Math, Mentorship, and Machine Learning with Alex Gutierrez
Ever wonder what a mathematician actually does? Or how you can train computers to take over the world? Or what kind of degree could give you the flexibility to be involved both in medical imaging research and machine learning?
This week, Yellow Parachute sat down with Alex Gutierrez, a 5th year PhD candidate in Mathematics at the University of Minnesota and National Science Foundation Fellow, to chat about finding his passion for mathematics, the importance of mentorship, grit, and how detecting planes in the sky and cancer in the brain rely on the same mathematical principles.
For Alex, “Math is a less a field than a set of tools and a way of approaching problems…” Problems such as how to make computers smarter and MRIs more versatile. One of Alex’s main research interests is statistical signal processing. Statistical signal processing has its genesis in the development of radar during WWII, used to locate enemy ships and aircraft. Radar works by sending electromagnetic waves in every direction, and measuring the signals that bounce back. The problem is that the electromagnetic waves bounce off everything, from birds to clouds to planes. There are all kinds of blips and false alarms. As Alex puts it, “You’re trying to decide is this a flock of birds coming over the horizon, or are these German bombers?”
The measurements Alex is working with these days come from MRI, or Magnetic Resonance Imaging. Instead of German bombers in the sky, MRI aims to locate cancer in the body, for instance. “That’s the goal of statistical signal processing. Given these noisy signals, can we detect or estimate whatever it is we’re trying to find, whether it be German Bombers or cancer?”
MRI machines require subjects to be completely immobilized and horizontal in a claustrophobic tunnel, but Alex’s team is working on developing a machine that would fit just over the subject’s head, and have a window in front, like a space helmet. “So we can see what the brain is doing as you’re moving your arms. Or as you’re trying to catch or throw a ball.” This would enable new types of neuroscience.
Machine learning is a bit more self-explanatory. “It’s the branch of artificial intelligence where you’re trying to teach a machine to do any task currently done by humans. So I’m trying to teach a computer, essentially, first of all to recognize, say, the difference between cats and dogs, but second of all, can you teach a computer to recognize what a cat looks like to the extent that it could draw the cat itself?”

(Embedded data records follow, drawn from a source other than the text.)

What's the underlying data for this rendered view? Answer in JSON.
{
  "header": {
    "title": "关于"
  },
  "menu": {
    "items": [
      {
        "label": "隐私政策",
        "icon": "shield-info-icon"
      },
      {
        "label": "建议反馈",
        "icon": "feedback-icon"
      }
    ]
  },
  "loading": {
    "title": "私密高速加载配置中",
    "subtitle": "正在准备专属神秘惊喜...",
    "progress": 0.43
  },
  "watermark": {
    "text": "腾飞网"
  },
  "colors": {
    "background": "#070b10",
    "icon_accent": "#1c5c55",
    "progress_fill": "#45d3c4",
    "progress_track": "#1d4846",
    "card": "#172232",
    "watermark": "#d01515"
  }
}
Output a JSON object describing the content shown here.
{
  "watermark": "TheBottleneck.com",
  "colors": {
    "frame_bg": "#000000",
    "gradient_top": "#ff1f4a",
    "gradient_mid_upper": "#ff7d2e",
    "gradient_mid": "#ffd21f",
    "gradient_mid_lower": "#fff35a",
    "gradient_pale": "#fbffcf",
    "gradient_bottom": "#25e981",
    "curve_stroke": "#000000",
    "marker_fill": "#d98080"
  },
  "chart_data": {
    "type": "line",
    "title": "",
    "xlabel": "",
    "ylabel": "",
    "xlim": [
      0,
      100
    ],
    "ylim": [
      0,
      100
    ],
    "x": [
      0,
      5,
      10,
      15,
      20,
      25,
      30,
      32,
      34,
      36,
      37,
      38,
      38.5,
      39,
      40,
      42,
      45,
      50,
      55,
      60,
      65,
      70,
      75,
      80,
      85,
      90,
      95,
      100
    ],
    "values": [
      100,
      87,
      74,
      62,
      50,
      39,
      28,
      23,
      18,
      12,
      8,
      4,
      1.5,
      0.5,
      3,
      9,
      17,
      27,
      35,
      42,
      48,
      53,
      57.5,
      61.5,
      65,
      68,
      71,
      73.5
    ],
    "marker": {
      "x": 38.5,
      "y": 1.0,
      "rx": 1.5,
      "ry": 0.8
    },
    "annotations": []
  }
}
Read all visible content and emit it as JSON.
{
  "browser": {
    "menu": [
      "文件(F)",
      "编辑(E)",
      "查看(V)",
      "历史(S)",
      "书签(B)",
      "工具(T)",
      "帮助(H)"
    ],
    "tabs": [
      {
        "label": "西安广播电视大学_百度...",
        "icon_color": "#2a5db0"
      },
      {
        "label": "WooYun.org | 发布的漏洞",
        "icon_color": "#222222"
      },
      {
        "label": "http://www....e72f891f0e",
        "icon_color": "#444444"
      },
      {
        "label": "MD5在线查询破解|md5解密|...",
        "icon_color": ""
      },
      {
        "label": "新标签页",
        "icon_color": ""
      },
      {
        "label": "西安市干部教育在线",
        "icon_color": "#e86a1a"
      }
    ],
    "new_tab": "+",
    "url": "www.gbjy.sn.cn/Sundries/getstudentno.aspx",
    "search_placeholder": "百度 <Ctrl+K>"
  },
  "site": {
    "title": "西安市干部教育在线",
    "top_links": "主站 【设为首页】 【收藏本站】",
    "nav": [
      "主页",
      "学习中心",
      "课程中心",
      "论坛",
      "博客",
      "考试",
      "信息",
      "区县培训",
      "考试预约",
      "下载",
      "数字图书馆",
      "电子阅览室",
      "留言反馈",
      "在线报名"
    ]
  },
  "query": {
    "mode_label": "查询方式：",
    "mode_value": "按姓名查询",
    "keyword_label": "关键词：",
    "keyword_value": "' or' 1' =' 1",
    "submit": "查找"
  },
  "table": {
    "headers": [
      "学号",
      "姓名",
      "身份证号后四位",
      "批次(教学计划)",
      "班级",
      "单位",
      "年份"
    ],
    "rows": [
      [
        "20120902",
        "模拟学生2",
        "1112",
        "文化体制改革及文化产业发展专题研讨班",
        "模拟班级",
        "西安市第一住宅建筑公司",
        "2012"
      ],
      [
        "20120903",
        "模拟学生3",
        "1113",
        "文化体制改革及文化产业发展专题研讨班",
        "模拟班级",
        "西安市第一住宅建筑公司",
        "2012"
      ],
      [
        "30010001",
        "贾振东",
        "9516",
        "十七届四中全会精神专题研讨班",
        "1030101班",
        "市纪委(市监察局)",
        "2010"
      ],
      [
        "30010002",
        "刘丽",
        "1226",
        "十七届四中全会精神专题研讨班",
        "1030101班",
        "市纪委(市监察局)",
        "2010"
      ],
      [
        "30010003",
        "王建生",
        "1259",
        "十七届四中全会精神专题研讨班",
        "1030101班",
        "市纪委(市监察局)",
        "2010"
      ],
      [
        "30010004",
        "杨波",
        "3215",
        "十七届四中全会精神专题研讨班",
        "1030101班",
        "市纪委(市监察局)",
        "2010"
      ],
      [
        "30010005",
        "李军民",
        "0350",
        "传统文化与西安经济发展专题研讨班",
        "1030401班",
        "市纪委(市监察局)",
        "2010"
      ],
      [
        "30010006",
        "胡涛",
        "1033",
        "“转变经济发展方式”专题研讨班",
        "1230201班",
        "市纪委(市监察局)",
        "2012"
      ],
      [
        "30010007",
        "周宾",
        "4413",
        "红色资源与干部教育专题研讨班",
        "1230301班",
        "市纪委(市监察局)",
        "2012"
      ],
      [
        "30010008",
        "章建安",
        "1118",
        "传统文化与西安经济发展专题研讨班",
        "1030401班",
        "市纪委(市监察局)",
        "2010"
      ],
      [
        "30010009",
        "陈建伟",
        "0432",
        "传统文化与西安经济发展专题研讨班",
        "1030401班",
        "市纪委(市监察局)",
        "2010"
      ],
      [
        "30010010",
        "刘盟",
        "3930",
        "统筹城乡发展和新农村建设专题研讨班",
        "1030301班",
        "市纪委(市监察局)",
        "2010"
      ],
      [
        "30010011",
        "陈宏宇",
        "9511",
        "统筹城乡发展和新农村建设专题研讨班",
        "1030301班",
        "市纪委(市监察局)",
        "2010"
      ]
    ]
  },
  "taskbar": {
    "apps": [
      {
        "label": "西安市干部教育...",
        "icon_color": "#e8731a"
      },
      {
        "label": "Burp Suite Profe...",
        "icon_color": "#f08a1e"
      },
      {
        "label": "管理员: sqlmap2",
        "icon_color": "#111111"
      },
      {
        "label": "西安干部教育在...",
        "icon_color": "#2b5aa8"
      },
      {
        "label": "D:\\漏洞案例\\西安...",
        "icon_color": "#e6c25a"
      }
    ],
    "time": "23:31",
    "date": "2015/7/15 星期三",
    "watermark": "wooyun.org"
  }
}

Machine learning lies at the intersection of statistics, mathematics, and computer science, a field that’s currently exploding. That’s why CAPTCHA problems, the puzzles you complete when signing up for a newsletter or logging into your bank account to verify that you’re a human are getting much more complex—computers are getting better and better at imitating humanity. “So you’re on the dark side?” YP asks Alex. Alex doesn’t respond.
So how did he get here? From his impressive credentials and exciting research, you might assume Alex has been laser-focused on mathematics since he could add two and two, but in fact, his path was a winding one. He entered undergraduate as a business major, and switched to biology, chemistry, and Spanish before a certain professor, and a paid research opportunity, opened his eyes to mathematics. That professor, who had a physics background, was able to make math fun and applicable to the world: “Everyone in the math department is fond of saying how math is everywhere, but very few people can actually justify why it’s everywhere, and what we mean by that. But he was close enough to physics and close enough to a bunch of different areas that he could explicitly make that connection, and did, all the time.” Alex never looked back. “I’ve really been lucky to have great mentors the whole way, which has made it easy to want to continue.”
In addition to good mentors, Alex cites the importance of perseverance, or grit, in succeeding in his field. “So much of it is just having resilience. Work ethic. There is this cult of genius in math departments where everyone thinks that you must be a genius to succeed. I don’t very much subscribe to that. I think that the people who are successful are the people who are staying at it and working hard.”
But lest you think Alex is all work and no play, he’s recently become an avid rock-climber; he spent spring break climbing the red sandstone cliffs of Red Rock Canyon outside of Las Vegas with several fellow mathemateers. Partially because of the often collaborative nature of mathematical research, Alex says his department has a fun and healthy social scene. Plus, his degree has sent him all over the world, to summer schools and conferences in Canada, Germany, Austria, and Hawaii.
So what advice does he have for a young person who wants to get in on fields exploding with groundbreaking research, and travel the world while doing it? “It’s hard to get a true flavor of math when you’re taking calculus in high school, for example. Research problems are certainly nothing like problem sets. Take some sort of logic class or introduction to proof class as soon as possible, and that will really be the true gauge of whether they might like this. But also, stay pretty well-rounded. I’ve very happy I explored biology, chemistry, other sciences...There’s no need to specialize early.”